Records from a collection =
________________
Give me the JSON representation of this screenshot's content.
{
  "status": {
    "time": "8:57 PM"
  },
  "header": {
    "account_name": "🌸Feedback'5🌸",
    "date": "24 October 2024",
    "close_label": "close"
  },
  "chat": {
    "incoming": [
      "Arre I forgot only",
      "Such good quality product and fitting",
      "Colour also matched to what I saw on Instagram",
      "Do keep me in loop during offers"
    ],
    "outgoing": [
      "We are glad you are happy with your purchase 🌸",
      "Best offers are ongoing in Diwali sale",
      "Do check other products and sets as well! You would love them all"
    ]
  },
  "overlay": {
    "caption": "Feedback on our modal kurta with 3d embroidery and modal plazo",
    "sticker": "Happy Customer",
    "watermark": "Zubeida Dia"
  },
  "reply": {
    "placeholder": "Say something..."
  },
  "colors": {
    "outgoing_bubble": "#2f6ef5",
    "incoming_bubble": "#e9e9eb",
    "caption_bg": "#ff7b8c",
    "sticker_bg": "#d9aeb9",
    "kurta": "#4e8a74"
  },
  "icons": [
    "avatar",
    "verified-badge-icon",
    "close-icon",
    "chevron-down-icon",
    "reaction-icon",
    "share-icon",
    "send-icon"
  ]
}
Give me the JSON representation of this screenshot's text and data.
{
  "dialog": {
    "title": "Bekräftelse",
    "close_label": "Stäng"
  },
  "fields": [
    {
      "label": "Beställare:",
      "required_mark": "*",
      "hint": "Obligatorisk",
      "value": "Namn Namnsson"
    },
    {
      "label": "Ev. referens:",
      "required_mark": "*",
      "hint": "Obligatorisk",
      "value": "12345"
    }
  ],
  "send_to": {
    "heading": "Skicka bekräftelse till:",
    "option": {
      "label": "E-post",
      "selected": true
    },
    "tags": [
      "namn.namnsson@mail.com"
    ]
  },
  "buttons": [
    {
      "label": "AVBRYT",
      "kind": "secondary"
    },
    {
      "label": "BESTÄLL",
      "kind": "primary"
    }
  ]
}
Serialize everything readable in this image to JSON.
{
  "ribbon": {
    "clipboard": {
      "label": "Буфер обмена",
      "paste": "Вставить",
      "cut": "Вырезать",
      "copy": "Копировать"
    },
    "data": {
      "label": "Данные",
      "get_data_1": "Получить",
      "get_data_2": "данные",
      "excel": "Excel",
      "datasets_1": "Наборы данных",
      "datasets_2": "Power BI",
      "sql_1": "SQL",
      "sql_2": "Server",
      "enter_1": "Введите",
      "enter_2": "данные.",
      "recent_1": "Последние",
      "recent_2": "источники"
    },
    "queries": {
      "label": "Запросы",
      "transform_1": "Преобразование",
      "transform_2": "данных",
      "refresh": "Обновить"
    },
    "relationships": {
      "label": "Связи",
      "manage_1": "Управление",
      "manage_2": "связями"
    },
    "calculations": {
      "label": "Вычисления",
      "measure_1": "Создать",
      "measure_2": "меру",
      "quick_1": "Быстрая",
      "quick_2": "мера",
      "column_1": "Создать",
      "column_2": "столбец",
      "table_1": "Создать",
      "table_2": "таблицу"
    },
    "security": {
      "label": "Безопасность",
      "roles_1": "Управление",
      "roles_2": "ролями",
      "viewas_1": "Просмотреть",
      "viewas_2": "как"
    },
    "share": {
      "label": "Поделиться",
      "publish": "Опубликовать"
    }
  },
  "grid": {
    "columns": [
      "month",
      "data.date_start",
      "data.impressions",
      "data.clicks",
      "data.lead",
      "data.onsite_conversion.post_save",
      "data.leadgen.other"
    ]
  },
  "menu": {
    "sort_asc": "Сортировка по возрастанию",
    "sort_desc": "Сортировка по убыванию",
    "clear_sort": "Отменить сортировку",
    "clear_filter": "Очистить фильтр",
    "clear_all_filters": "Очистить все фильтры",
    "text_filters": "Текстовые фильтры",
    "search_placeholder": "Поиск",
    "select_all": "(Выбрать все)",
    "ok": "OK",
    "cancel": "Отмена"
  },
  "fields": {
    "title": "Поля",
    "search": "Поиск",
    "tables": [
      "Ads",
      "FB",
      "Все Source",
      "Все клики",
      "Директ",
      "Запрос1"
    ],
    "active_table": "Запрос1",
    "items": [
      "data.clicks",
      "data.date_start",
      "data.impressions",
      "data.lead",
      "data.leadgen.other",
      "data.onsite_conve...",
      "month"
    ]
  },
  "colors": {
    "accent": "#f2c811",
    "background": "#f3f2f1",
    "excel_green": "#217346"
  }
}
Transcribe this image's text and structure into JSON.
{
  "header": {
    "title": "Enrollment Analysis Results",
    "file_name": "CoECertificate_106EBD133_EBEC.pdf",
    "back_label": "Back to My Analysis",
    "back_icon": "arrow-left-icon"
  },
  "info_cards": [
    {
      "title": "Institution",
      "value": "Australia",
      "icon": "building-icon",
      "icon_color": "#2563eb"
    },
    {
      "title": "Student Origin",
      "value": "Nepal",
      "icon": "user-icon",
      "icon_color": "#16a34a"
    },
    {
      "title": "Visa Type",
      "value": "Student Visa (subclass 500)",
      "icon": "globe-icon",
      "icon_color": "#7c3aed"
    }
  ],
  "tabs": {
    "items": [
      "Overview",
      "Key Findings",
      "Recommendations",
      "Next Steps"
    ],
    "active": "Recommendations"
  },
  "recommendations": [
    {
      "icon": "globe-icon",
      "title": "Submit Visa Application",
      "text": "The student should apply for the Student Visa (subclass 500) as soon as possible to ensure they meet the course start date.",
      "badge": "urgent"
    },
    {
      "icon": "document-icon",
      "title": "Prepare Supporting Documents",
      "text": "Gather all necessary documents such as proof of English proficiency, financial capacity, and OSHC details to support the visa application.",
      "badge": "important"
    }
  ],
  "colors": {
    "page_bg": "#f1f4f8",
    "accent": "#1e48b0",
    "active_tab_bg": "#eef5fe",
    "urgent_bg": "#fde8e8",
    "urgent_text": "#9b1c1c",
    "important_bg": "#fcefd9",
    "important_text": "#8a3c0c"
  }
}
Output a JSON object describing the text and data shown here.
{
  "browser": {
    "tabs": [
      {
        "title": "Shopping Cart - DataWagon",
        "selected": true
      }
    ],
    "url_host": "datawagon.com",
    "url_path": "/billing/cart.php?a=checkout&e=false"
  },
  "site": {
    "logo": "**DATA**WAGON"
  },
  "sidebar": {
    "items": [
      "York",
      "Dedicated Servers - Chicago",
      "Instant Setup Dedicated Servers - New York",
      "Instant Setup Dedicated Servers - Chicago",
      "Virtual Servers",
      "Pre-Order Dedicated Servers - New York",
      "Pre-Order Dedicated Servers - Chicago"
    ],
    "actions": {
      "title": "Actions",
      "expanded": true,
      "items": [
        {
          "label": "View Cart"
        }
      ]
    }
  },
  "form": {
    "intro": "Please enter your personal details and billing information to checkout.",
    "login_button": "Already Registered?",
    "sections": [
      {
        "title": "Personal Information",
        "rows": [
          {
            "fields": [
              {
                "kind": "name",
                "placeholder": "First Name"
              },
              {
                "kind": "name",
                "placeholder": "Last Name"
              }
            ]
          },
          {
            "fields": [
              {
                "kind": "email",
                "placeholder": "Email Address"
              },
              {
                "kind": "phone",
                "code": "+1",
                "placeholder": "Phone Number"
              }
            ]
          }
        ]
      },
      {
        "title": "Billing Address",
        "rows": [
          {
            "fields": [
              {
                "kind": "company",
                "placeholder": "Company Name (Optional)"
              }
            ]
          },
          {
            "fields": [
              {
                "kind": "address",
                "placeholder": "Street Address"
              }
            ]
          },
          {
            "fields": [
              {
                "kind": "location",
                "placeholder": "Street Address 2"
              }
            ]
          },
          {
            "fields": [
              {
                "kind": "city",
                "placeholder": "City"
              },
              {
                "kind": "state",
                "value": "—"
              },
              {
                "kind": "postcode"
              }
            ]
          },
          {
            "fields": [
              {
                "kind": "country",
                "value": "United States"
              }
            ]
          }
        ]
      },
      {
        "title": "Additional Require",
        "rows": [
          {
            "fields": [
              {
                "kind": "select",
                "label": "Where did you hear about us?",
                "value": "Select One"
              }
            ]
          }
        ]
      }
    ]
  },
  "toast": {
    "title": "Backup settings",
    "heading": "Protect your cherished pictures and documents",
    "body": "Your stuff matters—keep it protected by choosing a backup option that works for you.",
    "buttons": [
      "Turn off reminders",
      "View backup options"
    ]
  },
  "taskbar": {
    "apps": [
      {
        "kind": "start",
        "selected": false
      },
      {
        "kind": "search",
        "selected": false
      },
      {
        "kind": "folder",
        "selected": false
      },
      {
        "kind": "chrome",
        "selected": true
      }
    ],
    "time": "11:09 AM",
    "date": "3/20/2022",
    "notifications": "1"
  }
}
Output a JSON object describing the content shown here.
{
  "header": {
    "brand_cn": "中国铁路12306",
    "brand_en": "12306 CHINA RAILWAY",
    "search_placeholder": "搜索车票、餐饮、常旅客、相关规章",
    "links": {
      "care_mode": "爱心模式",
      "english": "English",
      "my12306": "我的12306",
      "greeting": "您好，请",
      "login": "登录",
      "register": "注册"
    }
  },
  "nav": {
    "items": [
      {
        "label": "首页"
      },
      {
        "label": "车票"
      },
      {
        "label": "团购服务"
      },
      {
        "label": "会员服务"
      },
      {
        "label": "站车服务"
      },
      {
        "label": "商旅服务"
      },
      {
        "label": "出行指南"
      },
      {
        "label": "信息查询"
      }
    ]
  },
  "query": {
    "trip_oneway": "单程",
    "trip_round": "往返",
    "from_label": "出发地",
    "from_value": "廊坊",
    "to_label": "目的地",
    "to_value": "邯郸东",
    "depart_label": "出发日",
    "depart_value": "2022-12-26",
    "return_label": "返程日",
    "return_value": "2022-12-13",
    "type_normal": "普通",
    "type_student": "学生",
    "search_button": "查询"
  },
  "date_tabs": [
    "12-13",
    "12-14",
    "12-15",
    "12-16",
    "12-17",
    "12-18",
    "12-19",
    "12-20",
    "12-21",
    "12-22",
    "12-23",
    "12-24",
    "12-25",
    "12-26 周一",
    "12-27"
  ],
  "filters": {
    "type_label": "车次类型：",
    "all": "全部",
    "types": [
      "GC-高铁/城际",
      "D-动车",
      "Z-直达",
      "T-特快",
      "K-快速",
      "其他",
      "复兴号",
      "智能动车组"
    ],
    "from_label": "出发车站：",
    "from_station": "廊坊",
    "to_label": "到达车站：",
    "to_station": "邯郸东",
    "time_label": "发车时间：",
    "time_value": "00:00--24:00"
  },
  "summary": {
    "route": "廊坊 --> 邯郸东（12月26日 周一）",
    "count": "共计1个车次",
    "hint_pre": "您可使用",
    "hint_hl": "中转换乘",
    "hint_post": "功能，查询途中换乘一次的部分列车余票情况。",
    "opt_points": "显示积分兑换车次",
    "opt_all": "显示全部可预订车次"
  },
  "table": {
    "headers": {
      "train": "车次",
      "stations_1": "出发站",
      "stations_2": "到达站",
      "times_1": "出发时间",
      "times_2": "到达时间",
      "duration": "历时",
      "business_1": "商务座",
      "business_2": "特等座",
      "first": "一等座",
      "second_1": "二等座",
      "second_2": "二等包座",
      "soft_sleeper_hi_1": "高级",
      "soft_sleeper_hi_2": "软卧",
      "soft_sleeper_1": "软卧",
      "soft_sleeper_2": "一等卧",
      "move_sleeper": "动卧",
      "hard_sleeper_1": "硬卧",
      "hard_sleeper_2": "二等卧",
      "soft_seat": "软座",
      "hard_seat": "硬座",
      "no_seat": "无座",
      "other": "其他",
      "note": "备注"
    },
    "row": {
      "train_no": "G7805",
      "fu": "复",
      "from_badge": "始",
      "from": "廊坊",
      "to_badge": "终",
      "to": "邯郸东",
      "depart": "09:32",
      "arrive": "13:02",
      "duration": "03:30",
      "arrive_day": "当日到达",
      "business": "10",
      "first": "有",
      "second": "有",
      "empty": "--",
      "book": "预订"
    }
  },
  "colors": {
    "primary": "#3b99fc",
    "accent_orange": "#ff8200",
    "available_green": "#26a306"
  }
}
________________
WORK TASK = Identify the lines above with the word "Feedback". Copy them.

SOLVED PROBLEM =
    "account_name": "🌸Feedback'5🌸",
    "caption": "Feedback on our modal kurta with 3d embroidery and modal plazo",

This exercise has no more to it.